Exercise objective:
Write out the records that follow exactly. Do not include pictures.

Material supplied:
···

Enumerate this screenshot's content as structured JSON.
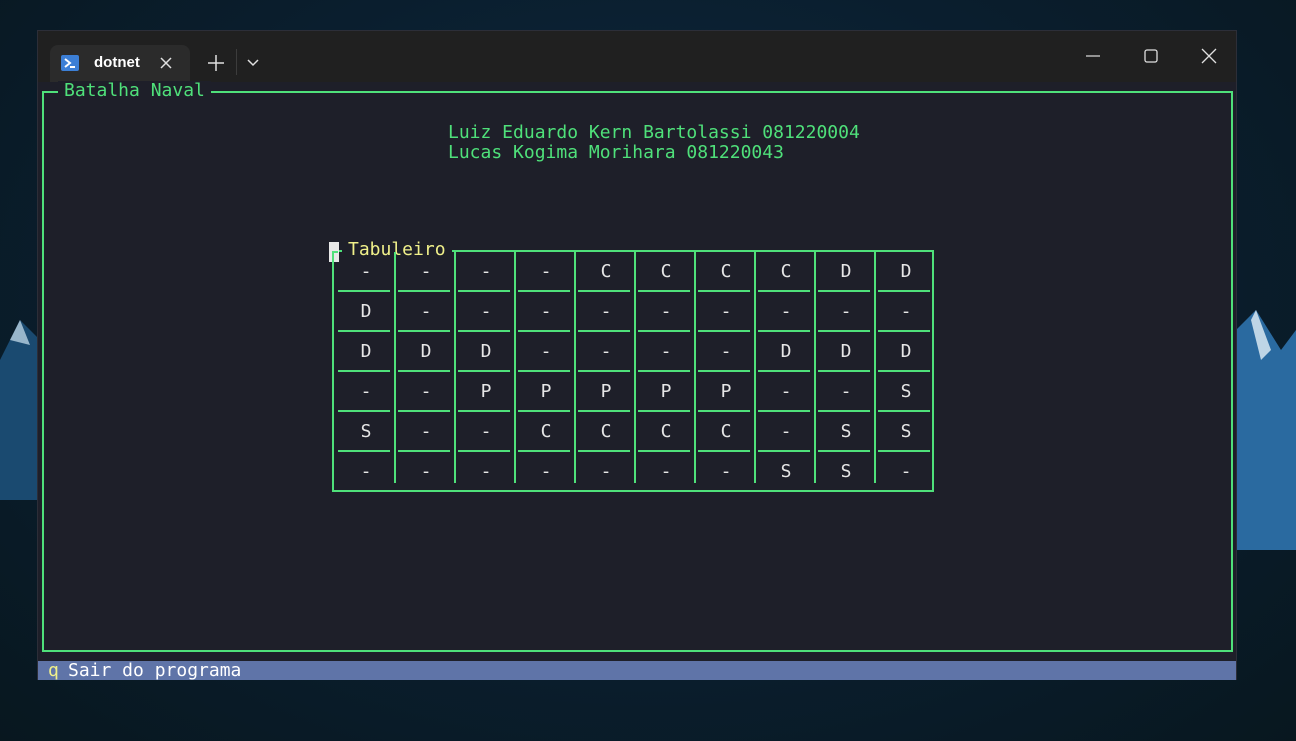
{
  "window": {
    "tab_title": "dotnet",
    "icon": "powershell-icon"
  },
  "terminal": {
    "frame_title": "Batalha Naval",
    "authors": [
      "Luiz Eduardo Kern Bartolassi 081220004",
      "Lucas Kogima Morihara 081220043"
    ],
    "board": {
      "title": "Tabuleiro",
      "rows": [
        [
          "-",
          "-",
          "-",
          "-",
          "C",
          "C",
          "C",
          "C",
          "D",
          "D"
        ],
        [
          "D",
          "-",
          "-",
          "-",
          "-",
          "-",
          "-",
          "-",
          "-",
          "-"
        ],
        [
          "D",
          "D",
          "D",
          "-",
          "-",
          "-",
          "-",
          "D",
          "D",
          "D"
        ],
        [
          "-",
          "-",
          "P",
          "P",
          "P",
          "P",
          "P",
          "-",
          "-",
          "S"
        ],
        [
          "S",
          "-",
          "-",
          "C",
          "C",
          "C",
          "C",
          "-",
          "S",
          "S"
        ],
        [
          "-",
          "-",
          "-",
          "-",
          "-",
          "-",
          "-",
          "S",
          "S",
          "-"
        ]
      ]
    }
  },
  "statusbar": {
    "key": "q",
    "label": "Sair do programa"
  },
  "colors": {
    "accent_green": "#4fe07a",
    "title_yellow": "#f0f08a",
    "status_bg": "#5f74a8",
    "terminal_bg": "#1e1f29"
  }
}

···

Answer to this task:
Enumerate this screenshot's content as structured JSON.
{
  "window": {
    "tab_title": "dotnet",
    "icon": "powershell-icon"
  },
  "terminal": {
    "frame_title": "Batalha Naval",
    "authors": [
      "Luiz Eduardo Kern Bartolassi 081220004",
      "Lucas Kogima Morihara 081220043"
    ],
    "board": {
      "title": "Tabuleiro",
      "rows": [
        [
          "-",
          "-",
          "-",
          "-",
          "C",
          "C",
          "C",
          "C",
          "D",
          "D"
        ],
        [
          "D",
          "-",
          "-",
          "-",
          "-",
          "-",
          "-",
          "-",
          "-",
          "-"
        ],
        [
          "D",
          "D",
          "D",
          "-",
          "-",
          "-",
          "-",
          "D",
          "D",
          "D"
        ],
        [
          "-",
          "-",
          "P",
          "P",
          "P",
          "P",
          "P",
          "-",
          "-",
          "S"
        ],
        [
          "S",
          "-",
          "-",
          "C",
          "C",
          "C",
          "C",
          "-",
          "S",
          "S"
        ],
        [
          "-",
          "-",
          "-",
          "-",
          "-",
          "-",
          "-",
          "S",
          "S",
          "-"
        ]
      ]
    }
  },
  "statusbar": {
    "key": "q",
    "label": "Sair do programa"
  },
  "colors": {
    "accent_green": "#4fe07a",
    "title_yellow": "#f0f08a",
    "status_bg": "#5f74a8",
    "terminal_bg": "#1e1f29"
  }
}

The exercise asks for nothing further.